5. Plant Re-Potting: For many, this is the most challenging step in the process. Carefully remove your plant from its container, making sure not to break off or damage any roots. Using your fingers, gently remove as much of the potting soil as possible. When you have removed the majority of the growing medium, rinse it lightly under running water to remove any remaining soil. Place your plant in the container and add more add LECA around the roots until the container is full. Periodically shake the pot, so the pellets settle, filling any gaps.

6. Cut a hole in the container’s lid: Lastly, using a pair of scissors or box cutter, cut a slit and a hole in the lid to place the lid on the pot around your plant. This allows for a higher humidity level within the container and prevents the water from evaporating quickly.


Caring for Your Plant: Now that your setup is complete, watering becomes much simpler. Depending upon the ambient heat and humidity in your home, you will water your succulent every 1 to 2 weeks.

1 .When the container is dry, set it in the sink or bathtub and quickly fill the container using a fertilizer solution diluted to one-quarter to one-half the recommended strength until it reaches the top. This saturates the medium throughout. The excess fertilizer solution seeps down to the drain holes, leaving only a small amount at the bottom as a reservoir.

2. Every four weeks, flush the LECA pellets with clean water to rinse out any accumulated salts before adding the fertilizer solution.
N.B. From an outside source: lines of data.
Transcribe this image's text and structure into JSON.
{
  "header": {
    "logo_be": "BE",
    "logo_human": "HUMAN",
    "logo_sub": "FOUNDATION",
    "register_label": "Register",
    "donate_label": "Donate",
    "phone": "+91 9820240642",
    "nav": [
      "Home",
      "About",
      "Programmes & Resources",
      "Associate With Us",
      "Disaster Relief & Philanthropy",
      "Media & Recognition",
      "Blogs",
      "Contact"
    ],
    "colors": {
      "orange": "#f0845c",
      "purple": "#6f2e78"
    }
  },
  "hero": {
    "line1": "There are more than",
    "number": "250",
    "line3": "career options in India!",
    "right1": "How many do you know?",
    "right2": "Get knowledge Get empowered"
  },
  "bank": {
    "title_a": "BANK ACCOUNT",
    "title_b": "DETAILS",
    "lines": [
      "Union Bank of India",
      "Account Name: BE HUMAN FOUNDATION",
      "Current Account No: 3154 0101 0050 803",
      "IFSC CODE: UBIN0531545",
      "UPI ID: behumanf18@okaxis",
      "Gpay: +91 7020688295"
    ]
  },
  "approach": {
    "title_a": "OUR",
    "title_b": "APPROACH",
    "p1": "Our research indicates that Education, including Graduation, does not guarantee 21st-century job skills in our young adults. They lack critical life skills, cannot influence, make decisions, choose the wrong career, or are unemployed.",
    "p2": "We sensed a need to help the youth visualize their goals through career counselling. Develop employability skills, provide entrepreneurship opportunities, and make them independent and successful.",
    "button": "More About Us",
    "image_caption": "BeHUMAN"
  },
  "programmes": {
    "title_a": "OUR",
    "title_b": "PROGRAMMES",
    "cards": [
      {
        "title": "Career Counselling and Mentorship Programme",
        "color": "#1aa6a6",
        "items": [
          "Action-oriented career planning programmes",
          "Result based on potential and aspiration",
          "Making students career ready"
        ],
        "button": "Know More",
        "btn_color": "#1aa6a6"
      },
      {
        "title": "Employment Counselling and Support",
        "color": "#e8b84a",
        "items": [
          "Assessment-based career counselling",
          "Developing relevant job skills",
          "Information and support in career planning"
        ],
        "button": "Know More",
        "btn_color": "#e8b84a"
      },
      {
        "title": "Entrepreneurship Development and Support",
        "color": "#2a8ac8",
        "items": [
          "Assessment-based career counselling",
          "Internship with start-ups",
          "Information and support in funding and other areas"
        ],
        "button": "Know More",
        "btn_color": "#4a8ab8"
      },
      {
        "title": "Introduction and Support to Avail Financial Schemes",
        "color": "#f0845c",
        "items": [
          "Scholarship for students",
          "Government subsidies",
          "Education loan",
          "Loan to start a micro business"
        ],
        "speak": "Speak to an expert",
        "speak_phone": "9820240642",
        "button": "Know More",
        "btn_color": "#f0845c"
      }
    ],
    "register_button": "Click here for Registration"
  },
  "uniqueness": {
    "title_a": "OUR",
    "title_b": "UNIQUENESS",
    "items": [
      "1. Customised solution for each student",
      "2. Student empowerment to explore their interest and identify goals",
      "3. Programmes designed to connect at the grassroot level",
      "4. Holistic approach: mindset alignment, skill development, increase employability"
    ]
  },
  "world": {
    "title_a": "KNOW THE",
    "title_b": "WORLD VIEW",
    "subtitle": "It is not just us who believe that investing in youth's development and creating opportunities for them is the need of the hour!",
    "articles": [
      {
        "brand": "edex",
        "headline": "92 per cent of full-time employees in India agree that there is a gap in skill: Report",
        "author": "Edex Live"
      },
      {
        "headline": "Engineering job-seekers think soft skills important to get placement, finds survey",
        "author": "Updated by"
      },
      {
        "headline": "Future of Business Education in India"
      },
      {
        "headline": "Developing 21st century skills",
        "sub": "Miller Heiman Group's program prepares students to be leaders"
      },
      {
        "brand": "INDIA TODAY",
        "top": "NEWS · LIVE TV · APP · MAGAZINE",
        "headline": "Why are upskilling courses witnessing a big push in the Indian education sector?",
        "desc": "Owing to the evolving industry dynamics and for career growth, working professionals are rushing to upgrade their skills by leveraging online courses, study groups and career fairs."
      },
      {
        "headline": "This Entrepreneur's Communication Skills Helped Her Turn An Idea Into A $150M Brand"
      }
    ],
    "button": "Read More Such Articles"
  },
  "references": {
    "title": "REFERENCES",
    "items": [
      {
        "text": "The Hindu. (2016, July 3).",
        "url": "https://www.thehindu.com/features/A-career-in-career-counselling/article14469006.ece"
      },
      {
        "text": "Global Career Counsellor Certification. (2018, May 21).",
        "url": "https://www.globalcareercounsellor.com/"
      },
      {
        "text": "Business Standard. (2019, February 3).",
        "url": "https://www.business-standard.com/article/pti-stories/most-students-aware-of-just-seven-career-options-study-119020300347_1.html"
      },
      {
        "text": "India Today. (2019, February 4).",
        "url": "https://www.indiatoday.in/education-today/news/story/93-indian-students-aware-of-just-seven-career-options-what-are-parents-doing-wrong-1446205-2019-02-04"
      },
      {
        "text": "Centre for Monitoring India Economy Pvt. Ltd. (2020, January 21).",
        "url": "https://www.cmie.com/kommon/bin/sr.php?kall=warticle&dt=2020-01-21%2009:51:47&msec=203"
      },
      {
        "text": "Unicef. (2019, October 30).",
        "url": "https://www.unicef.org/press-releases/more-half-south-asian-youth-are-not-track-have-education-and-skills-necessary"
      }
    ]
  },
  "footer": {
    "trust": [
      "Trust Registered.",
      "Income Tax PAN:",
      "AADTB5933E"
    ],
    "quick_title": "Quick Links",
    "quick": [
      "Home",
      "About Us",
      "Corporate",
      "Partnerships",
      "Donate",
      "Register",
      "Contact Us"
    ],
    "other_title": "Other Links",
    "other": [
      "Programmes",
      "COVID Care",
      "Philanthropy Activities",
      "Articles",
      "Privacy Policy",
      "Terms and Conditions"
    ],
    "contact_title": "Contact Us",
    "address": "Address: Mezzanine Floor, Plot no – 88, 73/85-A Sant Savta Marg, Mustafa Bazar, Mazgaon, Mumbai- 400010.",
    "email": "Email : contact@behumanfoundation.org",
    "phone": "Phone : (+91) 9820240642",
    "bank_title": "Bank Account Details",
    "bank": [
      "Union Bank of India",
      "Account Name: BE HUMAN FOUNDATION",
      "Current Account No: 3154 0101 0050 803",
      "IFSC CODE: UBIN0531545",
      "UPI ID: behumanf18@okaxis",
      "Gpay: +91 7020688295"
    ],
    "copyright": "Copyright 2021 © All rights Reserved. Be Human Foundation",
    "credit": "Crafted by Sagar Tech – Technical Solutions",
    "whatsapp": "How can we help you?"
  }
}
3. Once the excess solution has drained out, set your arrangement near a window that provides adequate lighting, or put it outside if the climate is conducive. If it rains, the excess will drain out the drainage holes, and it won’t change the concentration of the fertilizer solution enough to cause concern.

Give It Time!! Following the initial transplanting into the LECA, your succulent will grow slowly as it adapts to the new environment. Don’t worry, as this is entirely normal! In about a month or so, you will begin to see new roots develop, and your plant’s growth will take off if it’s receiving the appropriate amount of light.